LYNWOOD, Wash. – According to the Declaration of Independence, our Founding Fathers held certain truths to be self-evident. By my understanding, that means that there were some things we could agree were true even if millions of dollars had not been spent studying the subject.
For many of us, that list would include the idea that drugs are bad, nice people have more friends, and that it’s a good thing for kids to have a mom and dad.
Curiously, what used to be self-evident is apparently quite controversial. In March I was part of a forum during which I was accused of bearing false witness for saying it is preferable for kids to have a mom and a dad.
On one hand it concerns me that otherwise intelligent adults would argue that it isn’t at least desirable for kids to be connected to their mother and father. But as someone interested in winning a public debate on the marriage issue, it encourages me when the other side forced to defend the absurd.
The other side counters the idea that kids should have both a mom and dad by pointing out that some moms and dads are bad parents. While unfortunately true, this response misses the point. The point is not that every man and woman are great parents, but that it is ideal if the great parents we hope for are that child’s biological mom and dad.
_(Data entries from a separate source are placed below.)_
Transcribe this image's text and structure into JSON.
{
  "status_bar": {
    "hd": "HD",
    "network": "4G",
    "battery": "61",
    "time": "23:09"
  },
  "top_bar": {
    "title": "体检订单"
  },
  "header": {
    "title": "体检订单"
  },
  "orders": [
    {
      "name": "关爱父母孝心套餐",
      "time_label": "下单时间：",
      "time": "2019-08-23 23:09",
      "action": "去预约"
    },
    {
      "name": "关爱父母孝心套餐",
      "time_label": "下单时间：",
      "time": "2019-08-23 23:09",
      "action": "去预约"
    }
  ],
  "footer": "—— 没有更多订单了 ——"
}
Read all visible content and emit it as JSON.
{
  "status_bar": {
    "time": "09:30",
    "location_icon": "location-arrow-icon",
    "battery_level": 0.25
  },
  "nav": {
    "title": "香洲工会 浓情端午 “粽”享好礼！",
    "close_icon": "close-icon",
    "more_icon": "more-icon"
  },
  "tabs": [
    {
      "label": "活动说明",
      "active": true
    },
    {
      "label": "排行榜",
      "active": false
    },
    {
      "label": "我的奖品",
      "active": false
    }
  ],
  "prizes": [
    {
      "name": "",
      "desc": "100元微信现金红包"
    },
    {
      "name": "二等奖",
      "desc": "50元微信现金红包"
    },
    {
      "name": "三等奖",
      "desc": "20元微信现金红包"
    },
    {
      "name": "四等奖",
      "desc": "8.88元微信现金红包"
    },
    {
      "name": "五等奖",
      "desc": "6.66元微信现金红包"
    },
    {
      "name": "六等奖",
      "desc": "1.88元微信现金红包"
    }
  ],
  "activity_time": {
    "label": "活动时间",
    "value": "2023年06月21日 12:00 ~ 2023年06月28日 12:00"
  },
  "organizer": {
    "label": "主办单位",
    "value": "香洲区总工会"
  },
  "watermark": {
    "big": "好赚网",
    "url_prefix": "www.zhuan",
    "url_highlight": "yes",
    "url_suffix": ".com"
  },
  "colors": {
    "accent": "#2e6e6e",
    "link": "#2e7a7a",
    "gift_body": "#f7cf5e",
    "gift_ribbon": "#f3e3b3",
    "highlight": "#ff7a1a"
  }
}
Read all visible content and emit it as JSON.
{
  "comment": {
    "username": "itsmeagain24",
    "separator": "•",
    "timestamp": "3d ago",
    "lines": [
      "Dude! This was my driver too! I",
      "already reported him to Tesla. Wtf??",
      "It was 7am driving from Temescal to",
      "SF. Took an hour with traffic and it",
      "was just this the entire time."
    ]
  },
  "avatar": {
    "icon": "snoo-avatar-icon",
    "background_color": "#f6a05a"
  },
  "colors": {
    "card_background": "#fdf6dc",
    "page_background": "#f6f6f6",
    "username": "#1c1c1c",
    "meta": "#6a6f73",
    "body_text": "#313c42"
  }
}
If that is impossible, an adoptive mom and dad are the preferred alternative. Historically, this has not been an outrageous thing to say.
Many people don’t feel passionately about the same-sex “marriage” issue. They may be sympathetic to the so-called gay rights movement because they think everyone deserves to be treated fairly. But fairness cannot be defined as the right to marry whomever you want, because not even those pushing to redefine marriage believe there should be no restrictions on who can get married.
In their pursuit of fairness, I don’t think the average voter is willing to abandon the idea that it is preferable for kids to have a mom and a dad.
Unfortunately for them, supporters of same-sex “marriage” must make that argument. In order to argue that marriage should be redefined, they argue that homosexual relationships are in every way the equivalent of heterosexual relationships. In order to believe that, you must conclude that it is unimportant for children to have a mother and father – otherwise, the presence or absence of both a mom and a dad would represent a relevant difference between the relationships.
But because their position requires them to deny any meaningful difference, they are forced into arguing that moms and dads, and men and women, are interchangeable and independently insignificant.
Logic suggests that when one conclusion requires you to believe something that is obviously untrue, you should reconsider your conclusion. But for those who disagree with us on the marriage issue, they don’t have that option. Yet for the casual observer of the debate, I still believe logic can prevail.
So stick with what works. Moms and dads are preferable. Most people recognize that. And once people come to terms with the fact that the redefinition of marriage requires people also to conclude that moms and dads are simply one of many acceptable options, I think we win. After all, most people still understand that some truths really are self-evident.
(EDITOR’S NOTE – Joseph Backholm is executive director of the Family Policy Institute of Washington, online at fpiw.org, where this column first appeared. Citizens in Washington likely will vote on the definition of marriage in November.)